**Work required:** In the records below, find each line that holds "created" and return it.

**Data for the task:**
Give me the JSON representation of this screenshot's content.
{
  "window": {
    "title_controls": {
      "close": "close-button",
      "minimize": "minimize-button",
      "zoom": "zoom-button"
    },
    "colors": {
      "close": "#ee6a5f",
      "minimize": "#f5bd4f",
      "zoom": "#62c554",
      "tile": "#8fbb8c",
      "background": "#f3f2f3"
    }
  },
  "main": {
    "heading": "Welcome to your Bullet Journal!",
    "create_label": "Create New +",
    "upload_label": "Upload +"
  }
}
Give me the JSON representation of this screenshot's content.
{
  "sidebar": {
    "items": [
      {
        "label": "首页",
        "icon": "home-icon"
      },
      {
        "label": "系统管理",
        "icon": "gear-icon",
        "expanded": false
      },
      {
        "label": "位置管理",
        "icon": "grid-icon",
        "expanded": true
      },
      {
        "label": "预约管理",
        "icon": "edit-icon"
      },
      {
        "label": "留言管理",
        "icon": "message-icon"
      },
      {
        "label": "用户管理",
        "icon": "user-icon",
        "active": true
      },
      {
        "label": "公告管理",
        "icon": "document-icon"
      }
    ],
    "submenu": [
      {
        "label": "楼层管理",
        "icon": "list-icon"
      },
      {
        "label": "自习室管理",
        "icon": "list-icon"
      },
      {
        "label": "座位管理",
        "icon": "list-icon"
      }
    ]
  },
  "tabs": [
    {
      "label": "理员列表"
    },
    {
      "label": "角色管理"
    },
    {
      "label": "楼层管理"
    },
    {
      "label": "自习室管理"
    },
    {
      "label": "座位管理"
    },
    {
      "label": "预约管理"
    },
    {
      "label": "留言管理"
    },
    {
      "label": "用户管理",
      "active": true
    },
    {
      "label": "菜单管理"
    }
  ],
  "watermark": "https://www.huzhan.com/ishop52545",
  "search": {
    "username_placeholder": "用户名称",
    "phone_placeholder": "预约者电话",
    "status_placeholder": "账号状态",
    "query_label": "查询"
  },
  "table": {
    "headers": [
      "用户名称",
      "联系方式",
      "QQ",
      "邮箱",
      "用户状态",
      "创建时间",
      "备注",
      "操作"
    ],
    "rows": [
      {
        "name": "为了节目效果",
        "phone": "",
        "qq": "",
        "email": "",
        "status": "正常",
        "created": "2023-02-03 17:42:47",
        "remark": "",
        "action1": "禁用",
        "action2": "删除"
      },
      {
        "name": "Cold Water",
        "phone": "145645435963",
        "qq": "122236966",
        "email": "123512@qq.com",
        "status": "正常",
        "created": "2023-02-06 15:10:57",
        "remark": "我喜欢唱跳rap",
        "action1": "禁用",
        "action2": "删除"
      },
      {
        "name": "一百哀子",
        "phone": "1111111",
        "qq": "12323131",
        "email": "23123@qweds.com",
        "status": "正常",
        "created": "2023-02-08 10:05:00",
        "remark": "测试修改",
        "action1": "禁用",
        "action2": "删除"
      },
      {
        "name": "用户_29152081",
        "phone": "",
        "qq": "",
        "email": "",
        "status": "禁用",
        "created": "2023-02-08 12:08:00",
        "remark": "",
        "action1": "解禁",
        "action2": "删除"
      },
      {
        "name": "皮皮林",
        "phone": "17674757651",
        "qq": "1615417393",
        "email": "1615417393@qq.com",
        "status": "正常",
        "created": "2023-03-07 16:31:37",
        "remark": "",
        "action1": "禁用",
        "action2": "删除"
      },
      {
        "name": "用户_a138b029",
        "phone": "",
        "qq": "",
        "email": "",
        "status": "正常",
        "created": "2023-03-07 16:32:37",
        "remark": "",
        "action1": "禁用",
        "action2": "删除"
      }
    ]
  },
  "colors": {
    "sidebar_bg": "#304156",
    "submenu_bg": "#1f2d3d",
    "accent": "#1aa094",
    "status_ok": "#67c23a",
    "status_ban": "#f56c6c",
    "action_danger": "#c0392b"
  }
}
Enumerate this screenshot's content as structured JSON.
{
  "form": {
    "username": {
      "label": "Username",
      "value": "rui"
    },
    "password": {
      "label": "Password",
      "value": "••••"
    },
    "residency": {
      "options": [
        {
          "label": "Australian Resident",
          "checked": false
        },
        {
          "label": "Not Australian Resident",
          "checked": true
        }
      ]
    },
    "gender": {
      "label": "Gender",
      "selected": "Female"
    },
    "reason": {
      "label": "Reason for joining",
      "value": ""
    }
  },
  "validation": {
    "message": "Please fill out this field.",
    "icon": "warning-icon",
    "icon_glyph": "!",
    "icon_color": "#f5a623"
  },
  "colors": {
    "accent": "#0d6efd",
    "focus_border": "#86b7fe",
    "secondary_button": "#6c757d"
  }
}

**Answer area:**
        "created": "2023-02-03 17:42:47",
        "created": "2023-02-06 15:10:57",
        "created": "2023-02-08 10:05:00",
        "created": "2023-02-08 12:08:00",
        "created": "2023-03-07 16:31:37",
        "created": "2023-03-07 16:32:37",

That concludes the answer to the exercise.